The document reached the State Department at 1:00 P.M. But the Secretary of State didn't see it until 2:20 P.M., an hour after the attack in Hawaii. Why did it take an hour and twenty minutes for the staff at the State Department? French says there was speculation that State Department staff had hangovers from a rowdy night before and was not in the office on time. That said, would there have been time for the military at Pearl Harbor to prepare for a strike? Probably not.

The Japanese Strategy that Failed

Robert W. Coakley writes in the Army history website and he explains that Japan's goal was to occupy and use raw natural resources from the following territories: Malaya, the Netherlands Indies, the Philippines, Wake Island, Guam, the Gilbert Islands, Thailand and Burma" (Coakley, 2001, p. 502). Ultimately, Japan planned to create a "defensive perimeter stretching from the Kurile Islands…to New Guinea" and would also include Thailand and Burma, Coakley writes (502). The Japanese figured that the Allies would "wear themselves out in fruitless frontal assaults" to take back those territories -- and eventually the U.S. would sign a peace treaty giving Japan those properties (Coakley, 502).

Coakley writes that the Japanese expected the U.S. To fight a "limited war" -- not a total war -- and that was one of the key Japanese miscalculations. A once-divided nation had become totally united in anger over the devastation in Hawaii and Americans backed a total, all-out effort to take the war to the Japanese. The U.S. was not about to give… [END OF PREVIEW] . . . READ MORE

Two Ordering Options:

Which Option Should I Choose?
1.  Download full paper (7 pages)Download Microsoft Word File

Download the perfectly formatted MS Word file!

- or -

2.  Write a NEW paper for me!✍🏻

We'll follow your exact instructions!
Chat with the writer 24/7.

Lessons Learned From the Attack on Pearl Harbor Essay

Pearl Harbor Thesis

Intelligence Failure at Pearl Research Paper

Pearl Harbor Term Paper

Pearl Harbor and the Cuban Missile Crisis Term Paper

View 200+ other related papers  >>

How to Cite "Attack on Pearl Harbor" Research Paper in a Bibliography:

APA Style

Attack on Pearl Harbor.  (2013, July 8).  Retrieved May 11, 2021, from
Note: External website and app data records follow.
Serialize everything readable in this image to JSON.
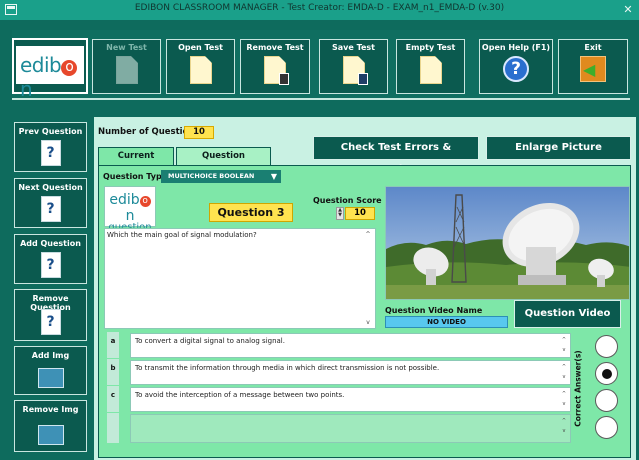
{
  "window": {
    "title": "EDIBON CLASSROOM MANAGER - Test Creator: EMDA-D - EXAM_n1_EMDA-D (v.30)"
  },
  "logo": {
    "text_prefix": "edib",
    "text_o": "o",
    "text_suffix": "n"
  },
  "toolbar": {
    "new_test": "New Test",
    "open_test": "Open Test",
    "remove_test": "Remove Test",
    "save_test": "Save Test",
    "empty_test": "Empty Test",
    "open_help": "Open Help (F1)",
    "exit": "Exit"
  },
  "sidebar": {
    "prev_question": "Prev Question",
    "next_question": "Next Question",
    "add_question": "Add Question",
    "remove_question": "Remove Question",
    "add_img": "Add Img",
    "remove_img": "Remove Img"
  },
  "header": {
    "num_questions_label": "Number of Questions",
    "num_questions_value": "10",
    "check_errors": "Check Test Errors & Warnings",
    "enlarge_picture": "Enlarge Picture"
  },
  "tabs": {
    "current": "Current Question",
    "explanation": "Question Explanation"
  },
  "question": {
    "type_label": "Question Type",
    "type_value": "MULTICHOICE BOOLEAN",
    "logo_line1_prefix": "edib",
    "logo_line1_o": "o",
    "logo_line1_suffix": "n",
    "logo_line2": "question",
    "number": "Question 3",
    "score_label": "Question Score",
    "score_value": "10",
    "text": "Which the main goal of signal modulation?",
    "video_name_label": "Question Video Name",
    "video_name_value": "NO VIDEO",
    "video_button": "Question Video"
  },
  "answers": {
    "correct_label": "Correct Answer(s)",
    "items": [
      {
        "letter": "a",
        "text": "To convert a digital signal to analog signal.",
        "checked": false
      },
      {
        "letter": "b",
        "text": "To transmit the information through media in which direct transmission is not possible.",
        "checked": true
      },
      {
        "letter": "c",
        "text": "To avoid the interception of a message between two points.",
        "checked": false
      },
      {
        "letter": "",
        "text": "",
        "checked": false
      }
    ]
  },
  "colors": {
    "dark_teal": "#0b5a4f",
    "panel_green": "#7ee7a8",
    "highlight_yellow": "#ffe34f",
    "video_blue": "#58c8ee"
  }
}
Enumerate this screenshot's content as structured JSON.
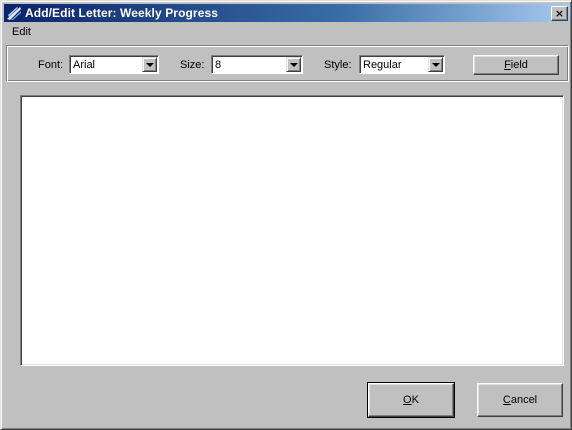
{
  "window": {
    "title": "Add/Edit Letter: Weekly Progress",
    "close_symbol": "×"
  },
  "menubar": {
    "items": [
      "Edit"
    ]
  },
  "toolbar": {
    "font_label": "Font:",
    "font_value": "Arial",
    "size_label": "Size:",
    "size_value": "8",
    "style_label": "Style:",
    "style_value": "Regular",
    "field_button": {
      "mnemonic": "F",
      "rest": "ield"
    }
  },
  "editor": {
    "content": ""
  },
  "buttons": {
    "ok": {
      "mnemonic": "O",
      "rest": "K"
    },
    "cancel": {
      "mnemonic": "C",
      "rest": "ancel"
    }
  }
}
MLA Format

"Attack on Pearl Harbor."  8 July 2013.  Web.  11 May 2021. <>.

Chicago Style

"Attack on Pearl Harbor."  July 8, 2013.  Accessed May 11, 2021.